Marc Ecko:

He's cut from like, that real, vintage, New York City, MC thing. He's been a real artist's artist, in the sense that he stuck to his foundation, what's core to his values. He's always been challenging, both sonically, lyrically, and very influential in that regard.

Talib Kweli:

To me, real hip-hop is a honest expression. It's not based on your region, your emotion, whether or not you sound old school or new school. It's not based on any of that. It's whether or not you're honest in your craft.

Reggie Osse:

He gets it, he's not trying to draw any lines between what is real rap, what is conscious rap, he's a conscious rapper but he's not trying to alienate himself from the general rap community.

Talib Kweli:

I was doing a radio show yesterday and the DJ mentioned that records like "The Blast" that I had weren't club records. They weren't but they were big in the clubs and you could still play them in the club, on like a throwback set, because they were honest records. So I think, in the studio you just have to be honest. I'm not worried about how I appeal to people, what people think, but I just strive to be as honest as I can with my art and my creation. I feel like the closer I get to that, just by nature it's organic that people start rocking with you.

Reggie Osse:

I love the fact that as a quote-unquote "backpack underground rapper" someone like Jay-Z acknowledges him as one of the greats. His impact is undeniable as the culture of hip-hop in Brooklyn continues to grow beyond the boundaries of Brooklyn.

Talib Kweli:

How has the industry changed?
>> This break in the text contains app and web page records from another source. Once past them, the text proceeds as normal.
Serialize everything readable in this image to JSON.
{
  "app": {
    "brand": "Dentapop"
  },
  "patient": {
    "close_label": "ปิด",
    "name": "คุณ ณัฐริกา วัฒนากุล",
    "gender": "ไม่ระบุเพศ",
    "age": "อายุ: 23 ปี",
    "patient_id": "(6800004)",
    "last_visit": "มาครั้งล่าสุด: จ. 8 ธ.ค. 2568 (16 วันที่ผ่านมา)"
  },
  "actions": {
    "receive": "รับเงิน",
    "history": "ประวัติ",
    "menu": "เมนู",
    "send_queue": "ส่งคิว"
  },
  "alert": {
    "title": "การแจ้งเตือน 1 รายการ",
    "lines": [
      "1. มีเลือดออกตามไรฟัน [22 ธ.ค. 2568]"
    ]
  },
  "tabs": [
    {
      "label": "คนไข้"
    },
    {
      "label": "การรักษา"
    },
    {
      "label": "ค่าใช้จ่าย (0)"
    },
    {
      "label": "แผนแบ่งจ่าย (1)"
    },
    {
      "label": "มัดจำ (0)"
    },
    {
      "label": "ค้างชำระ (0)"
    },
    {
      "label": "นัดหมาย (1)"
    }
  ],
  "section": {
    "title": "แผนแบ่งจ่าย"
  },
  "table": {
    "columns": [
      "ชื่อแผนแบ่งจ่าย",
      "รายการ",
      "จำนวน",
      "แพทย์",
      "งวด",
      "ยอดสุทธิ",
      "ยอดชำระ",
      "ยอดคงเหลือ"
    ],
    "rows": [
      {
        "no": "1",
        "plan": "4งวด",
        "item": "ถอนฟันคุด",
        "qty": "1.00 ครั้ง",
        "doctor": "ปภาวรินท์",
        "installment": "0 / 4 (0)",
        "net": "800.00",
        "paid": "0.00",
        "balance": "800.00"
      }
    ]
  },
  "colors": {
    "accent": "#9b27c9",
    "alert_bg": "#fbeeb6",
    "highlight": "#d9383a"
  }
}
The industry has changed because it doesn't exist. It's collapsed upon itself. The only artists people are excited about are artists who approach it from an independent standpoint because the record business doesn't take any chances. There's no more gambles. They don't spend any money on you as a artist unless you do it yourself, unless you get your numbers up on social networks. I've always had a fan base on the internet but, certainly, when I started participating in dialogue and engaging with those fans, it's been a boom to my career and it's been something that's been helpful. Especially as the music industry has collapsed because, you don't have any other way to connect with a fan unless you go out there and do it yourself.

Marc Ecko:
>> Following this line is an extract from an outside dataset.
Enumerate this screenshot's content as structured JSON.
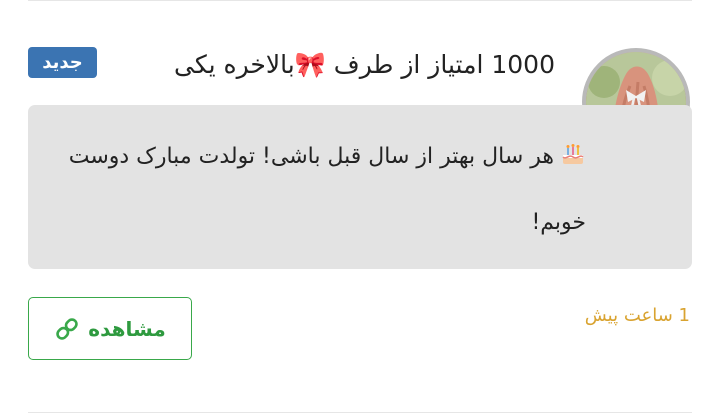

The thing about Kweli is he has a very unique voice. What he says matters. But Kwe is outspoken, thoughtful, provocative, bold.

Talib Kweli:

I think younger artists can give me some advice. I come to the internet with the benefit of a fan base. People who will go out and support me no matter what I do because of what I've already done. I can't imagine how hard it would be for someone just starting. Because you would just have to be super creative and you would have to be present on all platforms.

Reggie Osse:

He's used social media in a way to engage in dialogue, and he's always been out in front on that. Like when I first signed up for Twitter everyone said, "follow Kweli, follow Kweli." He waslike the first, really the first guy I followed.

Talib Kweli:

I've worked with all different artists. From all different genres, all different generations. I love music, period. I think it's foolish to limit yourself to one genre of music.

Reggie Osse:

I love that he's so outspoken on so many various topics and stays relevant. He's fearless, he's unapologetic about expressing his point of view and, I think that's really important and he's been a leader in that regard.

Talib Kweli:

I'm always an optimist. The current state of hip-hop is always great to me because there's always something new to discover. There's something that I haven't seen or heard and there's always some new music to create. So, I'm always excited about the current state of hip-hop. I have no regrets. I don't think you could live with regrets and I've had a blessed, blessed career. I'm still going and I have nothing to complain about.


Talib Kweli sheds some insight on his roots and talks about his music career with Complex TV.

  • Read More at Complex.com »
Use alternate embed code

Comments